Loser: IMAX Early Release
Alas, this was not the weekend for high-wire acts — both metaphorical and literal. In particular, we’re talking about the delicate experiment that both Everest and The Walk are undertaking by premiering on IMAX screens first before going into wide release. Everest continues to wobble after an initially strong start, falling out of the top five to no. 7, nearly a 60 percent drop, with only $5.5 million and a $33.2 million total gross. That’s not what Universal may have hoped for after its big IMAX debut, but then again, Everest’s global gross stands at $136.5 million, so at the end of the day it counts as a success, if not the home run some initially thought. Less satisfying was the debut of The Walk, which repeated Everest’s experiment with less promising results: It debuted Wednesday in 448 IMAX theaters but earned a surprisingly low $2 million, maybe because it makes some viewers puke. The Walk hasn’t fallen totally off the high wire, though; its Saturday grosses shot up 80 percent, which may mean that as the good word gets out, it could earn back a big chunk of its $35 million budget and avoid a vertiginous tumble into box office irrelevance.

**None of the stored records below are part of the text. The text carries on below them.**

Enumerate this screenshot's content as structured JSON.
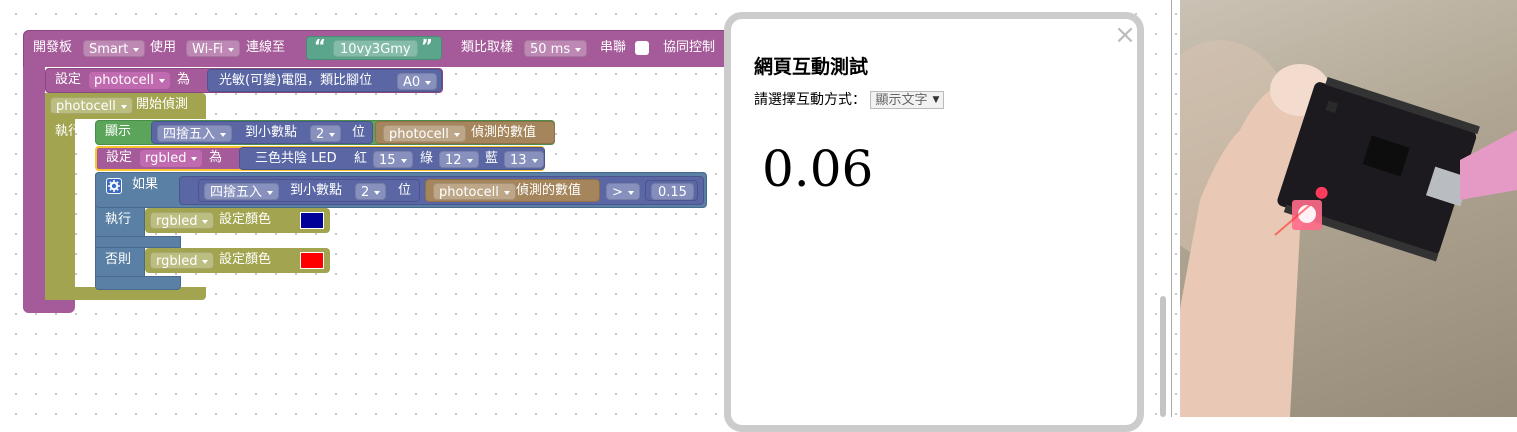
{
  "workspace": {
    "main": {
      "label_board": "開發板",
      "board_type": "Smart",
      "label_use": "使用",
      "conn_type": "Wi-Fi",
      "label_connect": "連線至",
      "quote_open": "“",
      "device_id": "10vy3Gmy",
      "quote_close": "”",
      "label_sampling": "類比取樣",
      "sampling": "50 ms",
      "label_serial": "串聯",
      "label_coop": "協同控制"
    },
    "set_photocell": {
      "label_set": "設定",
      "var": "photocell",
      "label_as": "為",
      "label_sensor": "光敏(可變)電阻，類比腳位",
      "pin": "A0"
    },
    "start_detect": {
      "var": "photocell",
      "label": "開始偵測"
    },
    "label_exec": "執行",
    "show": {
      "label": "顯示",
      "round": "四捨五入",
      "label_to": "到小數點",
      "digits": "2",
      "label_pos": "位",
      "var": "photocell",
      "label_value": "偵測的數值"
    },
    "set_led": {
      "label_set": "設定",
      "var": "rgbled",
      "label_as": "為",
      "label_led": "三色共陰 LED",
      "label_red": "紅",
      "red_pin": "15",
      "label_green": "綠",
      "green_pin": "12",
      "label_blue": "藍",
      "blue_pin": "13"
    },
    "if_block": {
      "label_if": "如果",
      "round": "四捨五入",
      "label_to": "到小數點",
      "digits": "2",
      "label_pos": "位",
      "var": "photocell",
      "label_value": "偵測的數值",
      "op": ">",
      "threshold": "0.15",
      "label_then": "執行",
      "then_var": "rgbled",
      "then_action": "設定顏色",
      "then_color": "#000099",
      "label_else": "否則",
      "else_var": "rgbled",
      "else_action": "設定顏色",
      "else_color": "#ff0000"
    }
  },
  "panel": {
    "close": "×",
    "title": "網頁互動測試",
    "select_label": "請選擇互動方式：",
    "select_value": "顯示文字",
    "display_value": "0.06"
  },
  "colors": {
    "purple": "#a55b99",
    "olive": "#a3a44f",
    "green": "#5ba55b",
    "blue": "#5b80a5",
    "brown": "#a5855b",
    "teal": "#5ba58c",
    "indigo": "#5b67a5"
  }
}
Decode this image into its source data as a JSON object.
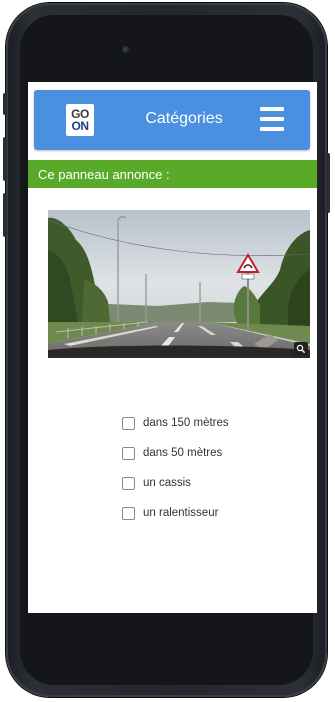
{
  "header": {
    "logo_top": "GO",
    "logo_bottom": "ON",
    "title": "Catégories",
    "menu_icon": "hamburger-menu-icon"
  },
  "quiz": {
    "question": "Ce panneau annonce  :",
    "image_controls": {
      "zoom_icon": "magnifier-icon"
    },
    "answers": [
      {
        "label": "dans 150 mètres",
        "checked": false
      },
      {
        "label": "dans 50 mètres",
        "checked": false
      },
      {
        "label": "un cassis",
        "checked": false
      },
      {
        "label": "un ralentisseur",
        "checked": false
      }
    ]
  },
  "colors": {
    "header_blue": "#4a8fe0",
    "question_green": "#5aaa2a",
    "phone_frame": "#24272c"
  }
}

The Stranded on Mars Weekend Top Five
1. The Martian, Fox, $55 million
2. Hotel Transylvania 2, Sony, $33 million ($90.5 million domestic total)
3. Sicario, Lionsgate, $12 million ($15 million domestic total)
4. The Intern, Warner Bros., $11.6 million ($36.5 million domestic total)
5. Maze Runner: The Scorch Trials, Fox, $7.7 million ($63.2 million domestic total)